Two-dimensional electrophoresis of Malassezia allergens for atopic dermatitis and isolation of Mal f 4 homologs with mitochondrial malate dehydrogenase.
The yeast Malassezia furfur is a natural inhabitant of the human skin microflora that induces an allergic reaction in atopic dermatitis. To identify allergens of M. furfur, we separated a crude preparation of M. furfur antigens as discrete spots by 2-D PAGE and detected IgE-binding proteins using sera of atopic dermatitis patients. We identified the known allergens, Mal f 2 and Mal f 3, and determined N-terminal amino acid sequences of six new IgE-binding proteins including Mal f 4. The cDNA and genomic DNA encoding Mal f 4 were cloned and sequenced. The gene was mitochondrial malate dehydrogenase and encoded Mal f 4 composed of 315 amino acids and a signal sequence of 27 amino acids. We purified Mal f 4, which had a molecular mass of 35 kDa from a membrane fraction of a lysate of cultured cells. Thirty of 36 M. furfur-allergic atopic dermatitis patients (83.3%) had elevated serum levels of IgE to purified Mal f 4, indicating that Mal f 4 is a major allergen. There was a significant correlation of the Phadebas RAST unit values of Mal f 4 and the crude antigen, but not between Mal f 4 and the known allergen Mal f 2. (+info)
Transcriptional regulation of the Schizosaccharomyces pombe malic enzyme gene, mae2.

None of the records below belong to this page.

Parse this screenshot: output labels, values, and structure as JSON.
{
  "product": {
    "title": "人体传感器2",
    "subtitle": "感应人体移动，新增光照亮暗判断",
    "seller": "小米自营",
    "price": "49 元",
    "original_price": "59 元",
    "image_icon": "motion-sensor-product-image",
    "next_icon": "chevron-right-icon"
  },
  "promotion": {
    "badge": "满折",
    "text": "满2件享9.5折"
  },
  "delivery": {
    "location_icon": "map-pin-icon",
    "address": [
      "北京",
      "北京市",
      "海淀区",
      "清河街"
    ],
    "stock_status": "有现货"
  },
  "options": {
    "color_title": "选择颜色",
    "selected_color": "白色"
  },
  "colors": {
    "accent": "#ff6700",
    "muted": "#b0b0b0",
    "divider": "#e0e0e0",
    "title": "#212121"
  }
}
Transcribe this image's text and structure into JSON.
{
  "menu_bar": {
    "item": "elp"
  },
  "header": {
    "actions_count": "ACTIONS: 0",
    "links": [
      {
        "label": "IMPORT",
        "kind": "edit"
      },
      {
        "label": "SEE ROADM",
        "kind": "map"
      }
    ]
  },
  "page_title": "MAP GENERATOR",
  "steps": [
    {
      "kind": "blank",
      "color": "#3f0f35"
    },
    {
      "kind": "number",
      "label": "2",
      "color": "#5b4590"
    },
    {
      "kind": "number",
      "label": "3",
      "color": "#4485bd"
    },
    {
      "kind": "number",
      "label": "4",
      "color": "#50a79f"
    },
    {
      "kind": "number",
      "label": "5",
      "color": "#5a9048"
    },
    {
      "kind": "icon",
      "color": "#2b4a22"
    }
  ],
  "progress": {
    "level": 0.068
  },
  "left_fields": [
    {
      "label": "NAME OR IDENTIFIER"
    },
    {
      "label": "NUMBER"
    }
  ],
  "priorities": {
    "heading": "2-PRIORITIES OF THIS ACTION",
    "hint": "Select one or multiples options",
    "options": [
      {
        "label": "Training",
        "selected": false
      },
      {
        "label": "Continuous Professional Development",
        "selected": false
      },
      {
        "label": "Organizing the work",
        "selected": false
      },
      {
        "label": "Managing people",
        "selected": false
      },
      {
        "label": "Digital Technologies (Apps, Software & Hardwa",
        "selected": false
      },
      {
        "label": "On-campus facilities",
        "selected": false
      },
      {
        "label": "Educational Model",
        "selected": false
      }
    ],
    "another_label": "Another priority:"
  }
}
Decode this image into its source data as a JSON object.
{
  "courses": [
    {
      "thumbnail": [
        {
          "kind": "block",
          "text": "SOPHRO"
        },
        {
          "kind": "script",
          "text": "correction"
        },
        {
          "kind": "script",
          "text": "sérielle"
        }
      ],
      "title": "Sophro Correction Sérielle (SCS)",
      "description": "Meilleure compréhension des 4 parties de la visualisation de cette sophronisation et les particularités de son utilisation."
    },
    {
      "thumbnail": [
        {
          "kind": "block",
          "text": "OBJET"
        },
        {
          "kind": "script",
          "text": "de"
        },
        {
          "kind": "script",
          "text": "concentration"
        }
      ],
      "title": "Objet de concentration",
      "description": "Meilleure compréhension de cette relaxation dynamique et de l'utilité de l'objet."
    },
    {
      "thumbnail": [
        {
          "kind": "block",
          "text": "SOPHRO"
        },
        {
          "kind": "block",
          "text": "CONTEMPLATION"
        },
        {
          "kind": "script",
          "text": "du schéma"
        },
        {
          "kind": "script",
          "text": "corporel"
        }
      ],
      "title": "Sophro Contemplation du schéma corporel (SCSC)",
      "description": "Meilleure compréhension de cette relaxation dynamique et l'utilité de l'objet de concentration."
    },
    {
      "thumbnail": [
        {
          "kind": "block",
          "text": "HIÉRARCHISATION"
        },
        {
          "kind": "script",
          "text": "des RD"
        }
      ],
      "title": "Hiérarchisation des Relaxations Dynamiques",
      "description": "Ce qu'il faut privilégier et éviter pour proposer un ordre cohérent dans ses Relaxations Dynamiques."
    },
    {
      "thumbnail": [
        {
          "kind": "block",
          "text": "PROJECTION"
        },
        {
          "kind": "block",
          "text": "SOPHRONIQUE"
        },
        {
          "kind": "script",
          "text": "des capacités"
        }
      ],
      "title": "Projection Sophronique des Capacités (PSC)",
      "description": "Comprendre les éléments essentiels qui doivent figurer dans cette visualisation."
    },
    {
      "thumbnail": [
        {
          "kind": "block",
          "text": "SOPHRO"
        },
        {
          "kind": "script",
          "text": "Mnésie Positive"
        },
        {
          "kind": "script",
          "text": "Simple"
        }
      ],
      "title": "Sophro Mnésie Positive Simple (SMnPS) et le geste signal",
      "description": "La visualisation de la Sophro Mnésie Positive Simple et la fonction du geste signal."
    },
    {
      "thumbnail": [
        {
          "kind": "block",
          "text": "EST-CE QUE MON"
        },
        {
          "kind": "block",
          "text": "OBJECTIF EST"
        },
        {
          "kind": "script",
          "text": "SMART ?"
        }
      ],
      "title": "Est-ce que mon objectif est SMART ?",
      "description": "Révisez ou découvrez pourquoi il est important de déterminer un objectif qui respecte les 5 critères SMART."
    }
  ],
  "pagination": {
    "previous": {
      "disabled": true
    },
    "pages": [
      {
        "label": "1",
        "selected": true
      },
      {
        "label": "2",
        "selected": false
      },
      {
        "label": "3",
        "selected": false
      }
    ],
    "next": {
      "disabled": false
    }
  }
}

The NAD-dependent malic enzyme from Schizosaccharomyces pombe catalyzes the oxidative decarboxylation of L-malate to pyruvate and CO2. Transcription of the S. pombe malic enzyme gene, mae2, was studied to elucidate the regulatory mechanisms involved in the expression of the gene. No evidence for substrate-induced expression of mae2 was observed in the presence of 0.2% L-malate. However, transcription of mae2 was induced when cells were grown in high concentrations of glucose or under anaerobic conditions. The increased levels of malic enzyme may provide additional pyruvate or assist in maintaining the redox potential under fermentative conditions. Deletion and mutation analyses of the 5'-flanking region of the mae2 gene revealed the presence of three novel negative cis-acting elements, URS1, URS2, and URS3, that seem to function cooperatively to repress transcription of the mae2 gene. URS1 and URS2 are also present in the promoter region of the S. pombe malate transporter gene, suggesting co-regulation of their expression. Furthermore, two positive cis-acting elements in the mae2 promoter, UAS1 and UAS2, show homology with the DNA recognition sites of the cAMP-dependent transcription factors ADR1, AP-2, and ATF (activating transcription factor)/CREB (cAMP response element binding). (+info)